36 State Poets Laureate Write THE WORLD KEEPS TURNING TO LIGHT

Poets laureate of the United States have no formal connection, yet they continue to find ways to meet. Fall of 2011, a gaggle of state poets laureate met in Lawrence, Kansas, at a conference organized by Caryn Mirriam-Goldberg. She then edited this national collection of poems that contribute to a renga, or “linked poem.” The Academy of American Poets defines the form:

Renga, meaning "linked poem," began over seven hundred years ago in Japan to encourage the collaborative composition of poems. Poets worked in pairs or small groups, taking turns composing the alternating three-line and two-line stanzas. Linked together, renga were often hundreds of lines long.”

This group renga contains 36 parts, each by a different state poet laureate or former poet laureate. The title comes from Katharine Coles: “…Loving the view/Is still a luxury. The moon rises./The world keeps turning into light.” Here is the laureate of Alaska Peggy Shumaker’s section, used with permission
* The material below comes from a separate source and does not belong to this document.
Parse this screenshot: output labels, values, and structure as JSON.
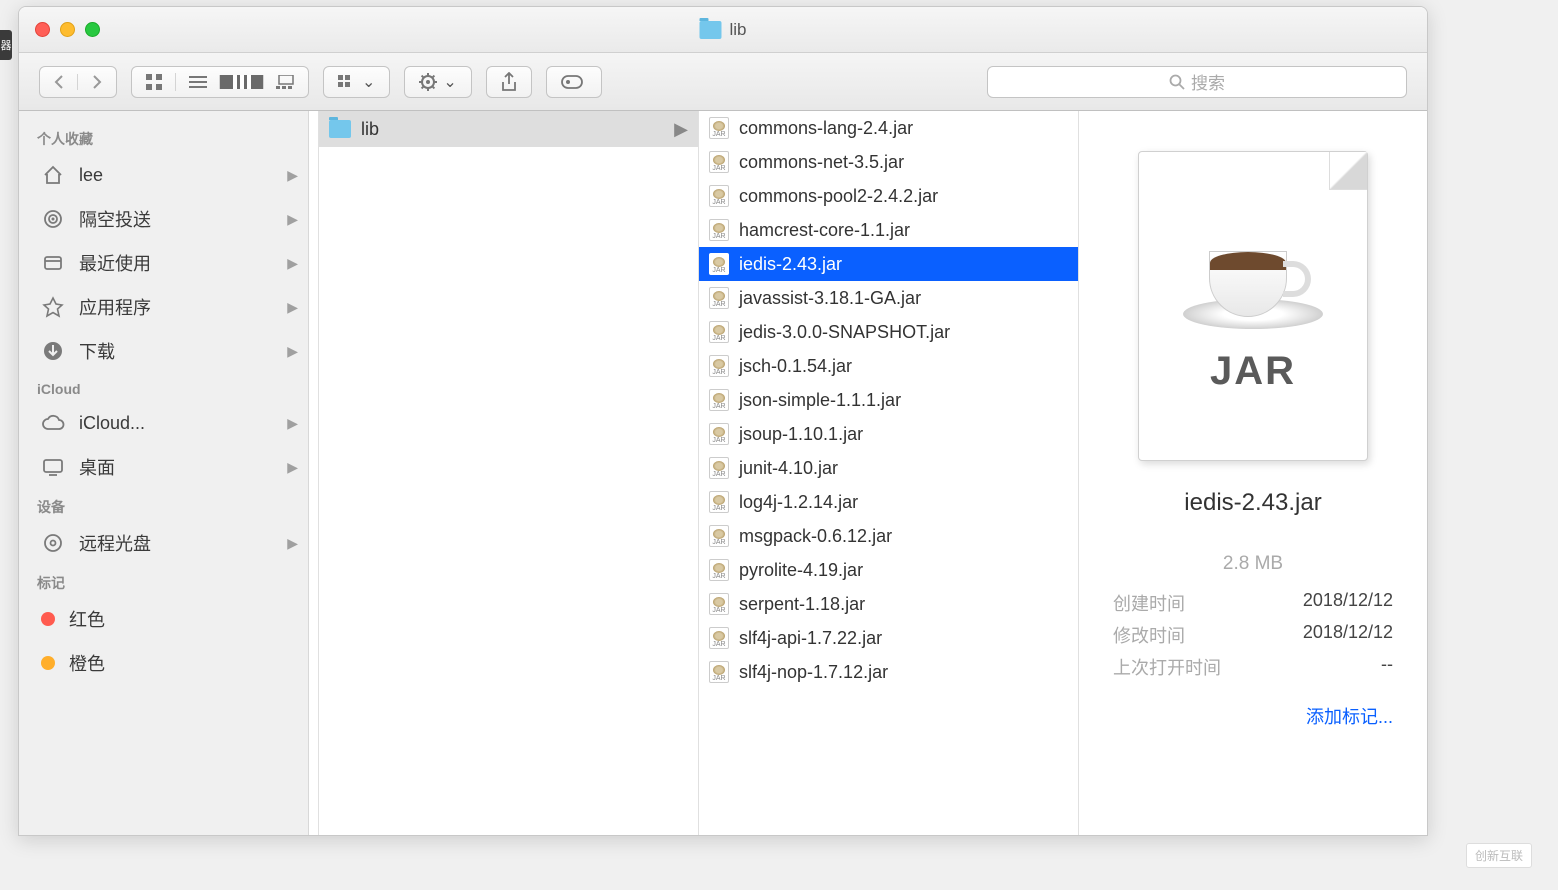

Blue light has slipped back
between paper birches, bold
shadows returning.

Long days of long, dark season
without scent. Nearly over.

Moose scoop thigh-deep snow
off bent-flat willows. So still
this river of ice

creaky and stiff, soon to break.
Liquid again, river song.

 Samuel Green, of Washington, wrote this for his last image before Shumaker: “At dusk crows return/from the day’s unconcern, flakes/of pepper spilled on/ grey sky.” He continues to conclude his section, but note how the sky and light and darkness continued from Green’s section into Shumaker’s. After Shumaker’s section the next poet, Kathleen Flenniken, picks up the word “scoop” for her section, as she describes “Children in floppy coats prepare/to be scooped up and lugged home.” A mountain is in this section, continuing the theme of natural settings.

J. Kates describes the book and its form this way: “Every poem is a conversation with other poems, some more explicitly than others. This version of the Japanese conversational tradition, the renga, rings with the give-and-take of three dozen lively voices, laureates, in the best sense of the word, using their verse to commemorate and celebrate in our name.”

Negative Capability Press published the print version of the entire renga Jan., 2013. They are at 36 Ridgelawn  Dr. East, Mobile, AL 36608. Publisher is Alabama poet laureate Sue B. Walker.

The entire online version of this book is at The America: Now and Here cross-country tour site

The books is for sale on Amazon: